==== DATASET RECORDS

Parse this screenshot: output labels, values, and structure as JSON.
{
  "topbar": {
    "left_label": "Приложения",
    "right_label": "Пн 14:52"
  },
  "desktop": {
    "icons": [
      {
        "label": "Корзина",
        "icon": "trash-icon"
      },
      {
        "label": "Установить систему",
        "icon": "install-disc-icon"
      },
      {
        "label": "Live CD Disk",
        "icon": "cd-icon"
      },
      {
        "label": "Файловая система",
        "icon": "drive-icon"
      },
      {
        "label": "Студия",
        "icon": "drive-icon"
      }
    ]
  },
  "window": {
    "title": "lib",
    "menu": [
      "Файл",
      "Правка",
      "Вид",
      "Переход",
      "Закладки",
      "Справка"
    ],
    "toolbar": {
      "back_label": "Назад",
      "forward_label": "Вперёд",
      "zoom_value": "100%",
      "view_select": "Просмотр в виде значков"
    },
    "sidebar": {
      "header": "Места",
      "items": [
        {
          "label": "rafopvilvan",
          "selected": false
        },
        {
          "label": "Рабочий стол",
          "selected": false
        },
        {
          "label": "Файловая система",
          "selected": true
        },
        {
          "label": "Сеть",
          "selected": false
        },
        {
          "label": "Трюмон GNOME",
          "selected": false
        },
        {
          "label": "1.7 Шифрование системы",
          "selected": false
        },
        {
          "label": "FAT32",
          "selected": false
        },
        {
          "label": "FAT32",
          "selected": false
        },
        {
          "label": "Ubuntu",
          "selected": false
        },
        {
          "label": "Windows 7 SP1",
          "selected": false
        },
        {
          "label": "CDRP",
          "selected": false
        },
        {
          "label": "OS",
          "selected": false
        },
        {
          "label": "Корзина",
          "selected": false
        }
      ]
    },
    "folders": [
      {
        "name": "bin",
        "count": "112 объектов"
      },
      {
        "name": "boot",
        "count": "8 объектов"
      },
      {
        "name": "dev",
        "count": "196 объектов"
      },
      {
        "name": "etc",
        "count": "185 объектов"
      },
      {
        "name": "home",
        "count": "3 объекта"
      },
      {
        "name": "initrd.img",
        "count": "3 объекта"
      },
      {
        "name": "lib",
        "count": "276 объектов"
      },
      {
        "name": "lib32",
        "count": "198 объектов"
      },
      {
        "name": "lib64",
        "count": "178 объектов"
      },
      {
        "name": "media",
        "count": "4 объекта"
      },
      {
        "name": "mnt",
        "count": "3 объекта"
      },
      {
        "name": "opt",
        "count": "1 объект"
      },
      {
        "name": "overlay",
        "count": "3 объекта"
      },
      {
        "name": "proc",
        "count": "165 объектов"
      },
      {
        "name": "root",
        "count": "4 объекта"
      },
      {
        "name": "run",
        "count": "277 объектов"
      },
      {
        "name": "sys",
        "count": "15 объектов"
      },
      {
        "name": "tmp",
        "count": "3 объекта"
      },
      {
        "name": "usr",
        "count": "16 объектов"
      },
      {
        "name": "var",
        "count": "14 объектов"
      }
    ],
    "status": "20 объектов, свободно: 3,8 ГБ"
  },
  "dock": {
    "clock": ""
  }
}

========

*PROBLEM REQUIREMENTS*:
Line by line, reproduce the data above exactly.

*RESULT OF THE TASK*:
Parse this screenshot: output labels, values, and structure as JSON.
{
  "topbar": {
    "left_label": "Приложения",
    "right_label": "Пн 14:52"
  },
  "desktop": {
    "icons": [
      {
        "label": "Корзина",
        "icon": "trash-icon"
      },
      {
        "label": "Установить систему",
        "icon": "install-disc-icon"
      },
      {
        "label": "Live CD Disk",
        "icon": "cd-icon"
      },
      {
        "label": "Файловая система",
        "icon": "drive-icon"
      },
      {
        "label": "Студия",
        "icon": "drive-icon"
      }
    ]
  },
  "window": {
    "title": "lib",
    "menu": [
      "Файл",
      "Правка",
      "Вид",
      "Переход",
      "Закладки",
      "Справка"
    ],
    "toolbar": {
      "back_label": "Назад",
      "forward_label": "Вперёд",
      "zoom_value": "100%",
      "view_select": "Просмотр в виде значков"
    },
    "sidebar": {
      "header": "Места",
      "items": [
        {
          "label": "rafopvilvan",
          "selected": false
        },
        {
          "label": "Рабочий стол",
          "selected": false
        },
        {
          "label": "Файловая система",
          "selected": true
        },
        {
          "label": "Сеть",
          "selected": false
        },
        {
          "label": "Трюмон GNOME",
          "selected": false
        },
        {
          "label": "1.7 Шифрование системы",
          "selected": false
        },
        {
          "label": "FAT32",
          "selected": false
        },
        {
          "label": "FAT32",
          "selected": false
        },
        {
          "label": "Ubuntu",
          "selected": false
        },
        {
          "label": "Windows 7 SP1",
          "selected": false
        },
        {
          "label": "CDRP",
          "selected": false
        },
        {
          "label": "OS",
          "selected": false
        },
        {
          "label": "Корзина",
          "selected": false
        }
      ]
    },
    "folders": [
      {
        "name": "bin",
        "count": "112 объектов"
      },
      {
        "name": "boot",
        "count": "8 объектов"
      },
      {
        "name": "dev",
        "count": "196 объектов"
      },
      {
        "name": "etc",
        "count": "185 объектов"
      },
      {
        "name": "home",
        "count": "3 объекта"
      },
      {
        "name": "initrd.img",
        "count": "3 объекта"
      },
      {
        "name": "lib",
        "count": "276 объектов"
      },
      {
        "name": "lib32",
        "count": "198 объектов"
      },
      {
        "name": "lib64",
        "count": "178 объектов"
      },
      {
        "name": "media",
        "count": "4 объекта"
      },
      {
        "name": "mnt",
        "count": "3 объекта"
      },
      {
        "name": "opt",
        "count": "1 объект"
      },
      {
        "name": "overlay",
        "count": "3 объекта"
      },
      {
        "name": "proc",
        "count": "165 объектов"
      },
      {
        "name": "root",
        "count": "4 объекта"
      },
      {
        "name": "run",
        "count": "277 объектов"
      },
      {
        "name": "sys",
        "count": "15 объектов"
      },
      {
        "name": "tmp",
        "count": "3 объекта"
      },
      {
        "name": "usr",
        "count": "16 объектов"
      },
      {
        "name": "var",
        "count": "14 объектов"
      }
    ],
    "status": "20 объектов, свободно: 3,8 ГБ"
  },
  "dock": {
    "clock": ""
  }
}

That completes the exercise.